|Title||Benthic ecology - Assessment of benthic communities from Autonomous Reef Monitoring Structures (ARMS) in the North Sea|
Autonomous Reef Monitoring Structures (ARMS) are standardized 3D-structures that mimic the complex structure of marine benthic environment by providing a habitat for sessile, less mobile and small organisms. After deployed for 6 to 12 months on the seafloor, the benthic communities have settled on the ARMS and can be recovered to be analysed using genetic (DNA-Metabarcoding & CO1-amplification) and morphologic methods to assess the biodiversity of even small and cryptic species. ARMS have already been deployed globally, but within this project they were deployed for the first time in the North Sea. The area of investigation is the Borkum Reef Ground, a marine protected area. ARMS could help here to identify cryptic reef species that have not yet been recorded in the protected areas by routinely applied monitoring methods.
|Home institution||Institute for Chemistry and Biology of the Marine Environment|
|Type of work||practical / application-focused|
|Type of thesis||Master's degree|
The task of the student is to conduct DNA metabarcoding, CO1 amplification and morphologic analyses, including also image analyses of fauna from recovered ARMS, to assess the biodiversity in the MPA and to test the suitability of this non-destructive method for a long-term monitoring in the North Sea. Eventually, the results of this thesis can be complemented by participating on a research cruise to recover additional ARMS.

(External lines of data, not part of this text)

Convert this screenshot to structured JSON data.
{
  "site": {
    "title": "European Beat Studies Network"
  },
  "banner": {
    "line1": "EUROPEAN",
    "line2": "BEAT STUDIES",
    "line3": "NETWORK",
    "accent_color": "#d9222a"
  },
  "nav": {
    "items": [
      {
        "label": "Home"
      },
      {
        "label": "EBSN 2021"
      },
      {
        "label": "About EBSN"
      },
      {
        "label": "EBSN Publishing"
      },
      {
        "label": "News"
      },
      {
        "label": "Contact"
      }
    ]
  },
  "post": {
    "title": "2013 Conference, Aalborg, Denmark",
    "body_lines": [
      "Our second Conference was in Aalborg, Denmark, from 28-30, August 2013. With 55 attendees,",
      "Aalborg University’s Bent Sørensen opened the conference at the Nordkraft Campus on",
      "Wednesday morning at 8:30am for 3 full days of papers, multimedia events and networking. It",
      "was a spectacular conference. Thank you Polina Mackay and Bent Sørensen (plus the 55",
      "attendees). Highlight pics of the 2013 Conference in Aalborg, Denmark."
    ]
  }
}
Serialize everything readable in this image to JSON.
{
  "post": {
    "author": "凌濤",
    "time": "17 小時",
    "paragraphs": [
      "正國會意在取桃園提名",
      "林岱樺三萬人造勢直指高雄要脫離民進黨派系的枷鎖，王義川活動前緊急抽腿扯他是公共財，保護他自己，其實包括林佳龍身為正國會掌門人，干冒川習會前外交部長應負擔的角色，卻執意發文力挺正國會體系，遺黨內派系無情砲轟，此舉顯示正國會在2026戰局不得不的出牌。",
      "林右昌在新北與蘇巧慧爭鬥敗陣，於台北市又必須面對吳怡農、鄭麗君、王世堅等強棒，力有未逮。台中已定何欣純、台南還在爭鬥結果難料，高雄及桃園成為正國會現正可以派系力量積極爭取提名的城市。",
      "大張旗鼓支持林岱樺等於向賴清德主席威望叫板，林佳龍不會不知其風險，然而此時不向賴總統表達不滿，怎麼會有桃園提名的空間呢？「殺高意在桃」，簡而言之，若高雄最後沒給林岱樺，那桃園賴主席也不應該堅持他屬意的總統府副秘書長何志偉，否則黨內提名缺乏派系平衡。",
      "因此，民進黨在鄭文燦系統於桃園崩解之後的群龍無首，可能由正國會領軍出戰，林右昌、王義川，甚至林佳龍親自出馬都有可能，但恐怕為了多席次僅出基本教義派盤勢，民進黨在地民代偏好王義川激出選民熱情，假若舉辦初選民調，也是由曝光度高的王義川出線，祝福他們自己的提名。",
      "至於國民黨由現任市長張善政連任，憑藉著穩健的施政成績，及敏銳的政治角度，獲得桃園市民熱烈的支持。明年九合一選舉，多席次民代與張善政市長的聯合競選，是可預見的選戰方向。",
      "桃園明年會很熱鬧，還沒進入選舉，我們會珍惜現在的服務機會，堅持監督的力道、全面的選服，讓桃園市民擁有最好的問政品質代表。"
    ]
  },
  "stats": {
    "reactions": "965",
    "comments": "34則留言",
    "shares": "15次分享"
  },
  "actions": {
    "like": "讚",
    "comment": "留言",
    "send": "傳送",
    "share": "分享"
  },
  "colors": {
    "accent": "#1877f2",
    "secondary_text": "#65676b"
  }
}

The candidate should have a Bachelor in Biology, Environmental Science, Microbiology or equivalent. Skills in molecular and taxonomic analyses of organisms from the North Sea would be really helpful, but are not mandatory.